     Something I’ve always loved about Brooks’ work is that anyone can pick up a new series and not feel like they’ve missed too much of anything. Even though four series precede this one(excluding the pre-shannara books), enough references are made to past events that anyone new to the world of Shannara can chose to start anywhere. For those of us who have read Brooks' prior books however, some of the common threads seen in Wards of Faerie may prove to be a little too similar for comfort. While Brooks always includes common themes in his books in order to connect on generation of stories to another, some of the commonalties between the Voyage of Jerle Shannara series are a little too heavy handed. Once again, a voyage is being conducted to find missing elfstones. Once again, this voyage is prompted by the sudden discovery of lost information. Once again, this voyage is lead by the Ard Rhys, and once again the Druid is not being entirely forthright to the crew(although to be fair, this trait is simple a fact of life for Druids in the Shannara series). The cast of characters is also somewhat reminiscent of the cast from Jerle Shannara, including a Leah, an eccentric seer, and a shape-shifter. Now, these commonalities don’t make Ward of Faerie a bad book by any means, but they do make it more predictable than usual. Also, to be fair I should clarify that Ward of the Faerie bears similarities to Isle Witch, the first book in the Jerle Shannara series, and not necessarily the entire series itself. This is also the first book in the Dark Legacy series, which leaves the story more time to distinguish itself from that of its predecessors.
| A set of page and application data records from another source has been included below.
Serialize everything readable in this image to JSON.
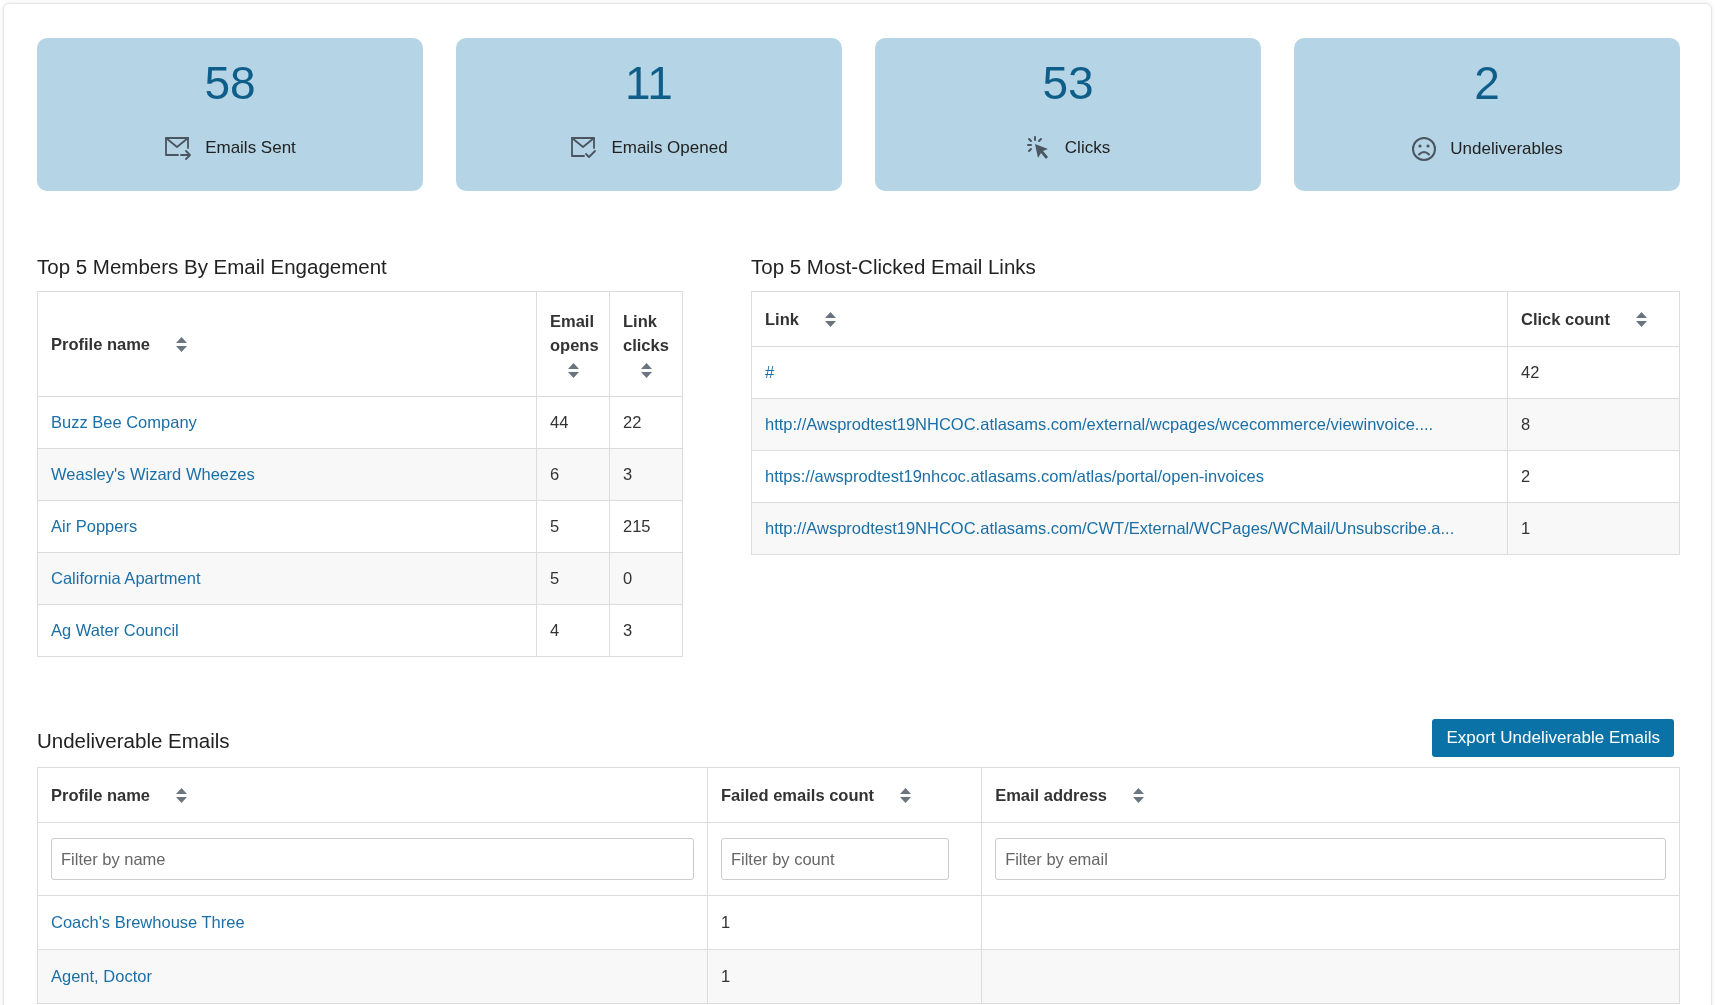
{
  "stats": [
    {
      "value": "58",
      "label": "Emails Sent",
      "kind": "sent"
    },
    {
      "value": "11",
      "label": "Emails Opened",
      "kind": "opened"
    },
    {
      "value": "53",
      "label": "Clicks",
      "kind": "clicks"
    },
    {
      "value": "2",
      "label": "Undeliverables",
      "kind": "undeliverable"
    }
  ],
  "members_table": {
    "title": "Top 5 Members By Email Engagement",
    "columns": [
      {
        "label": "Profile name"
      },
      {
        "label": "Email opens"
      },
      {
        "label": "Link clicks"
      }
    ],
    "rows": [
      [
        "Buzz Bee Company",
        "44",
        "22"
      ],
      [
        "Weasley's Wizard Wheezes",
        "6",
        "3"
      ],
      [
        "Air Poppers",
        "5",
        "215"
      ],
      [
        "California Apartment",
        "5",
        "0"
      ],
      [
        "Ag Water Council",
        "4",
        "3"
      ]
    ]
  },
  "links_table": {
    "title": "Top 5 Most-Clicked Email Links",
    "columns": [
      {
        "label": "Link"
      },
      {
        "label": "Click count"
      }
    ],
    "rows": [
      [
        "#",
        "42"
      ],
      [
        "http://Awsprodtest19NHCOC.atlasams.com/external/wcpages/wcecommerce/viewinvoice....",
        "8"
      ],
      [
        "https://awsprodtest19nhcoc.atlasams.com/atlas/portal/open-invoices",
        "2"
      ],
      [
        "http://Awsprodtest19NHCOC.atlasams.com/CWT/External/WCPages/WCMail/Unsubscribe.a...",
        "1"
      ]
    ]
  },
  "undeliverable_table": {
    "title": "Undeliverable Emails",
    "export_button": "Export Undeliverable Emails",
    "columns": [
      {
        "label": "Profile name",
        "placeholder": "Filter by name"
      },
      {
        "label": "Failed emails count",
        "placeholder": "Filter by count"
      },
      {
        "label": "Email address",
        "placeholder": "Filter by email"
      }
    ],
    "rows": [
      [
        "Coach's Brewhouse Three",
        "1",
        ""
      ],
      [
        "Agent, Doctor",
        "1",
        ""
      ]
    ]
  }
}
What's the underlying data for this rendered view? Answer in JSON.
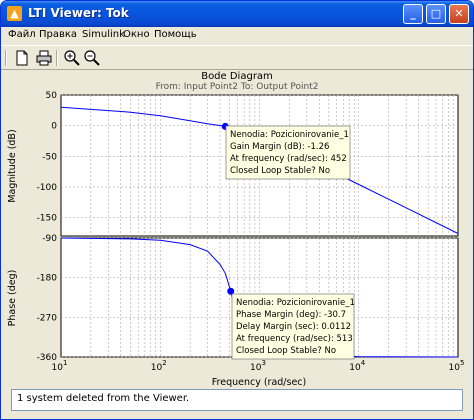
{
  "window": {
    "title": "LTI Viewer: Tok",
    "app_icon": "matlab-icon",
    "controls": {
      "minimize": "_",
      "maximize": "□",
      "close": "✕"
    }
  },
  "menu": [
    {
      "label": "Файл"
    },
    {
      "label": "Правка"
    },
    {
      "label": "Simulink"
    },
    {
      "label": "Окно"
    },
    {
      "label": "Помощь"
    }
  ],
  "toolbar": {
    "tools": [
      "new-file-icon",
      "print-icon",
      "zoom-in-icon",
      "zoom-out-icon"
    ]
  },
  "plot": {
    "title": "Bode Diagram",
    "subtitle": "From: Input Point2  To: Output Point2",
    "xlabel": "Frequency  (rad/sec)",
    "mag_ylabel": "Magnitude (dB)",
    "phase_ylabel": "Phase (deg)",
    "mag_ticks": [
      "50",
      "0",
      "-50",
      "-100",
      "-150"
    ],
    "phase_ticks": [
      "-90",
      "-180",
      "-270",
      "-360"
    ],
    "x_ticks": [
      {
        "base": "10",
        "exp": "1"
      },
      {
        "base": "10",
        "exp": "2"
      },
      {
        "base": "10",
        "exp": "3"
      },
      {
        "base": "10",
        "exp": "4"
      },
      {
        "base": "10",
        "exp": "5"
      }
    ],
    "gain_tip": [
      "Nenodia: Pozicionirovanie_1",
      "Gain Margin (dB): -1.26",
      "At frequency (rad/sec): 452",
      "Closed Loop Stable? No"
    ],
    "phase_tip": [
      "Nenodia: Pozicionirovanie_1",
      "Phase Margin (deg): -30.7",
      "Delay Margin (sec): 0.0112",
      "At frequency (rad/sec): 513",
      "Closed Loop Stable? No"
    ]
  },
  "chart_data": [
    {
      "type": "line",
      "title": "Bode Diagram",
      "subtitle": "From: Input Point2  To: Output Point2",
      "xlabel": "Frequency  (rad/sec)",
      "ylabel": "Magnitude (dB)",
      "xscale": "log",
      "xlim": [
        10,
        100000
      ],
      "ylim": [
        -180,
        50
      ],
      "grid": true,
      "x": [
        10,
        50,
        100,
        200,
        300,
        452,
        700,
        1000,
        2000,
        5000,
        10000,
        30000,
        100000
      ],
      "series": [
        {
          "values": [
            30,
            22,
            16,
            8,
            3,
            -1.26,
            -8,
            -17,
            -40,
            -72,
            -96,
            -134,
            -176
          ]
        }
      ],
      "markers": [
        {
          "x": 452,
          "y": -1.26
        }
      ]
    },
    {
      "type": "line",
      "xlabel": "Frequency  (rad/sec)",
      "ylabel": "Phase (deg)",
      "xscale": "log",
      "xlim": [
        10,
        100000
      ],
      "ylim": [
        -360,
        -90
      ],
      "grid": true,
      "x": [
        10,
        50,
        100,
        200,
        300,
        400,
        452,
        513,
        600,
        800,
        1000,
        3000,
        10000,
        100000
      ],
      "series": [
        {
          "values": [
            -90,
            -92,
            -95,
            -105,
            -120,
            -150,
            -170,
            -210,
            -280,
            -340,
            -350,
            -356,
            -359,
            -360
          ]
        }
      ],
      "markers": [
        {
          "x": 513,
          "y": -210.7
        }
      ]
    }
  ],
  "status": {
    "text": "1 system deleted from the Viewer."
  },
  "colors": {
    "line": "#0000ff",
    "tip_bg": "#ffffe1",
    "titlebar": "#0855dd"
  }
}
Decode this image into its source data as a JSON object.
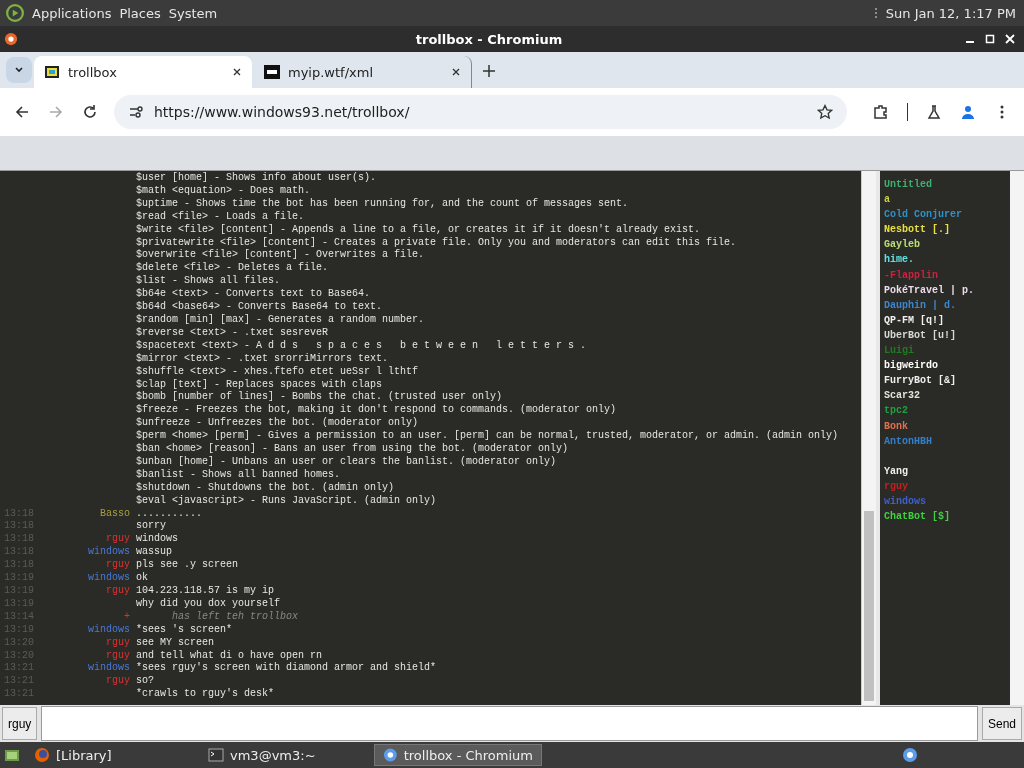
{
  "top_panel": {
    "menus": [
      "Applications",
      "Places",
      "System"
    ],
    "clock": "Sun Jan 12, 1:17 PM"
  },
  "window": {
    "title": "trollbox - Chromium"
  },
  "tabs": [
    {
      "label": "trollbox",
      "selected": true
    },
    {
      "label": "myip.wtf/xml",
      "selected": false
    }
  ],
  "address_bar": {
    "url": "https://www.windows93.net/trollbox/"
  },
  "help_lines": [
    "$user [home] - Shows info about user(s).",
    "$math <equation> - Does math.",
    "$uptime - Shows time the bot has been running for, and the count of messages sent.",
    "$read <file> - Loads a file.",
    "$write <file> [content] - Appends a line to a file, or creates it if it doesn't already exist.",
    "$privatewrite <file> [content] - Creates a private file. Only you and moderators can edit this file.",
    "$overwrite <file> [content] - Overwrites a file.",
    "$delete <file> - Deletes a file.",
    "$list - Shows all files.",
    "$b64e <text> - Converts text to Base64.",
    "$b64d <base64> - Converts Base64 to text.",
    "$random [min] [max] - Generates a random number.",
    "$reverse <text> - .txet sesreveR",
    "$spacetext <text> - A d d s   s p a c e s   b e t w e e n   l e t t e r s .",
    "$mirror <text> - .txet srorriMirrors text.",
    "$shuffle <text> - xhes.ftefo etet ueSsr l lthtf",
    "$clap [text] - Replaces spaces with claps",
    "$bomb [number of lines] - Bombs the chat. (trusted user only)",
    "$freeze - Freezes the bot, making it don't respond to commands. (moderator only)",
    "$unfreeze - Unfreezes the bot. (moderator only)",
    "$perm <home> [perm] - Gives a permission to an user. [perm] can be normal, trusted, moderator, or admin. (admin only)",
    "$ban <home> [reason] - Bans an user from using the bot. (moderator only)",
    "$unban [home] - Unbans an user or clears the banlist. (moderator only)",
    "$banlist - Shows all banned homes.",
    "$shutdown - Shutdowns the bot. (admin only)",
    "$eval <javascript> - Runs JavaScript. (admin only)"
  ],
  "messages": [
    {
      "time": "13:18",
      "nick": "Basso",
      "color": "#a8a040",
      "text": "...........",
      "kind": "message"
    },
    {
      "time": "13:18",
      "text": "sorry",
      "kind": "message"
    },
    {
      "time": "13:18",
      "nick": "rguy",
      "color": "#e03030",
      "text": "windows",
      "kind": "message"
    },
    {
      "time": "13:18",
      "nick": "windows",
      "color": "#4a78d8",
      "text": "wassup",
      "kind": "message"
    },
    {
      "time": "13:18",
      "nick": "rguy",
      "color": "#e03030",
      "text": "pls see .y screen",
      "kind": "message"
    },
    {
      "time": "13:19",
      "nick": "windows",
      "color": "#4a78d8",
      "text": "ok",
      "kind": "message"
    },
    {
      "time": "13:19",
      "nick": "rguy",
      "color": "#e03030",
      "text": "104.223.118.57 is my ip",
      "kind": "message"
    },
    {
      "time": "13:19",
      "text": "why did you dox yourself",
      "kind": "message"
    },
    {
      "time": "13:14",
      "nick": "+",
      "color": "#e03030",
      "text": "has left teh trollbox",
      "kind": "system"
    },
    {
      "time": "13:19",
      "nick": "windows",
      "color": "#4a78d8",
      "text": "*sees 's screen*",
      "kind": "message"
    },
    {
      "time": "13:20",
      "nick": "rguy",
      "color": "#e03030",
      "text": "see MY screen",
      "kind": "message"
    },
    {
      "time": "13:20",
      "nick": "rguy",
      "color": "#e03030",
      "text": "and tell what di o have open rn",
      "kind": "message"
    },
    {
      "time": "13:21",
      "nick": "windows",
      "color": "#4a78d8",
      "text": "*sees rguy's screen with diamond armor and shield*",
      "kind": "message"
    },
    {
      "time": "13:21",
      "nick": "rguy",
      "color": "#e03030",
      "text": "so?",
      "kind": "message"
    },
    {
      "time": "13:21",
      "text": "*crawls to rguy's desk*",
      "kind": "message"
    }
  ],
  "users": [
    {
      "name": "Untitled",
      "color": "#40b070"
    },
    {
      "name": "a",
      "color": "#c8d040"
    },
    {
      "name": "Cold Conjurer",
      "color": "#3090c8"
    },
    {
      "name": "Nesbott [.]",
      "color": "#e8e040"
    },
    {
      "name": "Gayleb",
      "color": "#b8e070"
    },
    {
      "name": "hime.",
      "color": "#60e0e0"
    },
    {
      "name": "-Flapplin",
      "color": "#d02040"
    },
    {
      "name": "PokéTravel | p.",
      "color": "#ecdcec"
    },
    {
      "name": "Dauphin | d.",
      "color": "#3a88d0"
    },
    {
      "name": "QP-FM [q!]",
      "color": "#f0f0f0"
    },
    {
      "name": "UberBot [u!]",
      "color": "#d8d8d8"
    },
    {
      "name": "Luigi",
      "color": "#207a20"
    },
    {
      "name": "bigweirdo",
      "color": "#ffffff"
    },
    {
      "name": "FurryBot [&]",
      "color": "#f0f0f0"
    },
    {
      "name": "Scar32",
      "color": "#e4e4d8"
    },
    {
      "name": "tpc2",
      "color": "#20a040"
    },
    {
      "name": "Bonk",
      "color": "#e07050"
    },
    {
      "name": "AntonHBH",
      "color": "#3080d0"
    }
  ],
  "users_2": [
    {
      "name": "Yang",
      "color": "#f0f0f0"
    },
    {
      "name": "rguy",
      "color": "#c02020"
    },
    {
      "name": "windows",
      "color": "#4060c8"
    },
    {
      "name": "ChatBot [$]",
      "color": "#40d040"
    }
  ],
  "composer": {
    "nick": "rguy",
    "send": "Send"
  },
  "taskbar": [
    {
      "label": "[Library]",
      "selected": false
    },
    {
      "label": "vm3@vm3:~",
      "selected": false
    },
    {
      "label": "trollbox - Chromium",
      "selected": true
    }
  ]
}
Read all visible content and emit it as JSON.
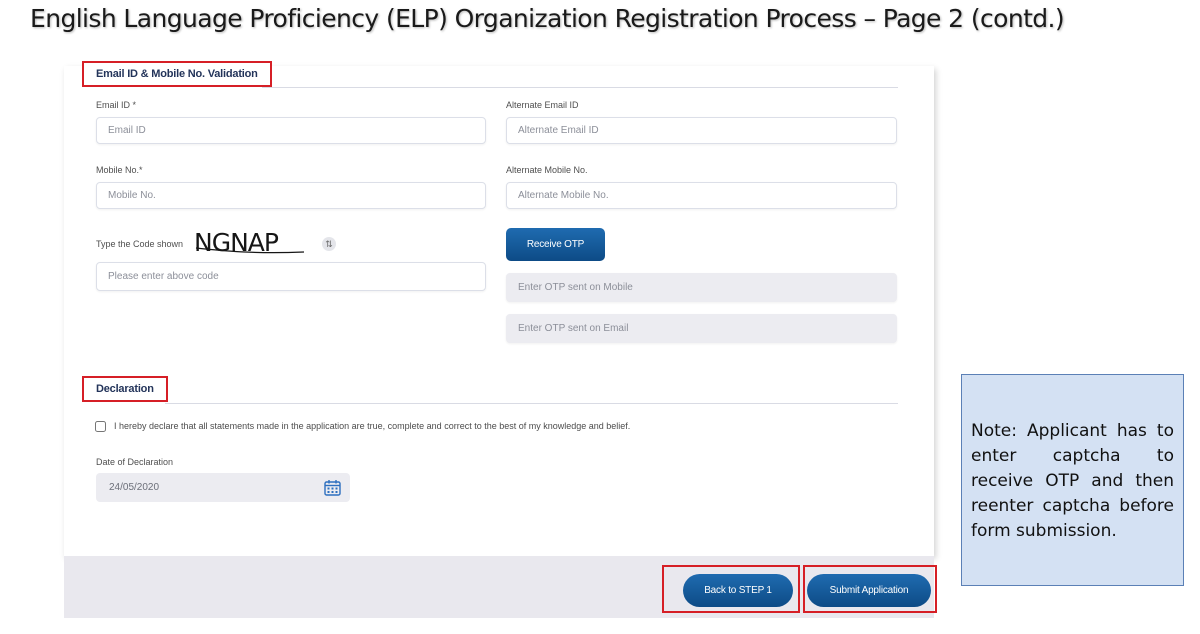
{
  "slide": {
    "title": "English Language Proficiency (ELP) Organization Registration Process – Page 2 (contd.)"
  },
  "sections": {
    "email_mobile": {
      "heading": "Email ID & Mobile No. Validation"
    },
    "declaration": {
      "heading": "Declaration"
    }
  },
  "fields": {
    "email": {
      "label": "Email ID *",
      "placeholder": "Email ID"
    },
    "alt_email": {
      "label": "Alternate Email ID",
      "placeholder": "Alternate Email ID"
    },
    "mobile": {
      "label": "Mobile No.*",
      "placeholder": "Mobile No."
    },
    "alt_mobile": {
      "label": "Alternate Mobile No.",
      "placeholder": "Alternate Mobile No."
    },
    "captcha": {
      "label": "Type the Code shown",
      "code": "NGNAP",
      "placeholder": "Please enter above code"
    },
    "otp_mobile": {
      "placeholder": "Enter OTP sent on Mobile"
    },
    "otp_email": {
      "placeholder": "Enter OTP sent on Email"
    }
  },
  "buttons": {
    "receive_otp": "Receive OTP",
    "back": "Back to STEP 1",
    "submit": "Submit Application"
  },
  "declaration": {
    "text": "I hereby declare that all statements made in the application are true, complete and correct to the best of my knowledge and belief.",
    "date_label": "Date of Declaration",
    "date_value": "24/05/2020"
  },
  "note": {
    "text": "Note: Applicant has to enter captcha to receive OTP and then reenter captcha before form submission."
  },
  "colors": {
    "accent": "#0d4b86",
    "highlight_border": "#d61f26",
    "note_background": "#d4e1f3"
  }
}
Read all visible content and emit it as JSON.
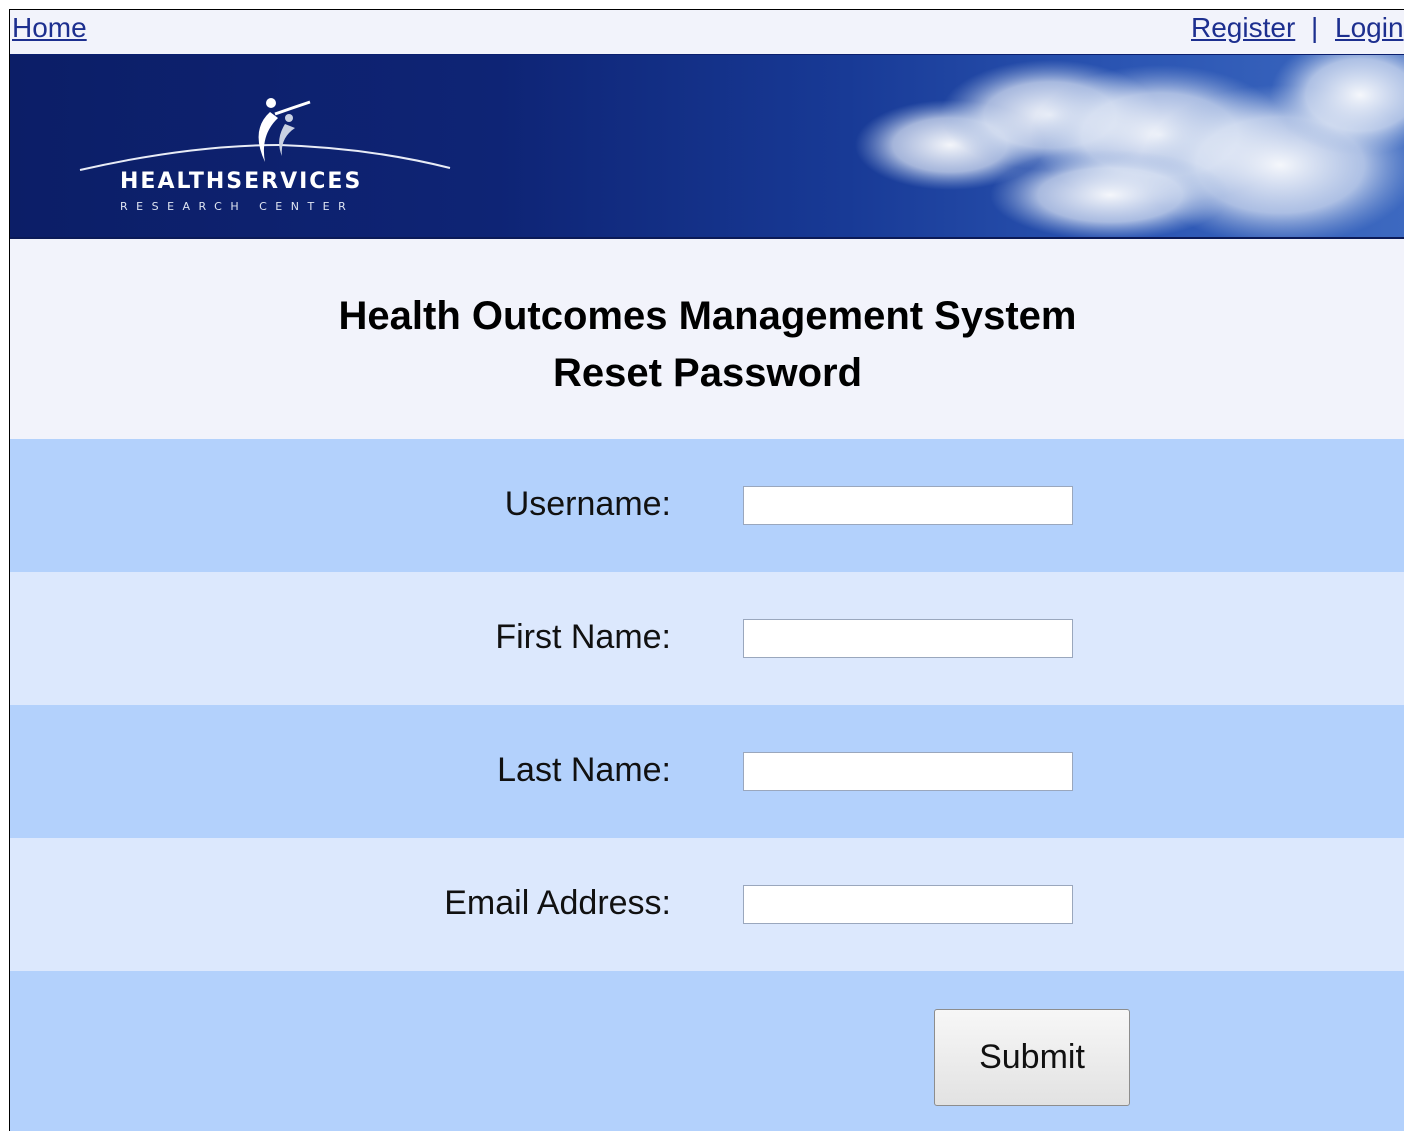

    Overall, I quite liked this book. The quality of writing was top-notch as per usual, and the characters are interesting. The story, though a little too reminiscent of the stories of previous series, is still engaging and enjoyable. I finished the book hungering for more, and I have high-hopes for the next book in the series that is scheduled to come out this March. I should also add that a lovely illustration and fold-out map can be found a the end of the book. This is the first time that Brooks has done this, and I sincerely hope that he continues. It was a nice surprise and it added more value to an already valuable purchase.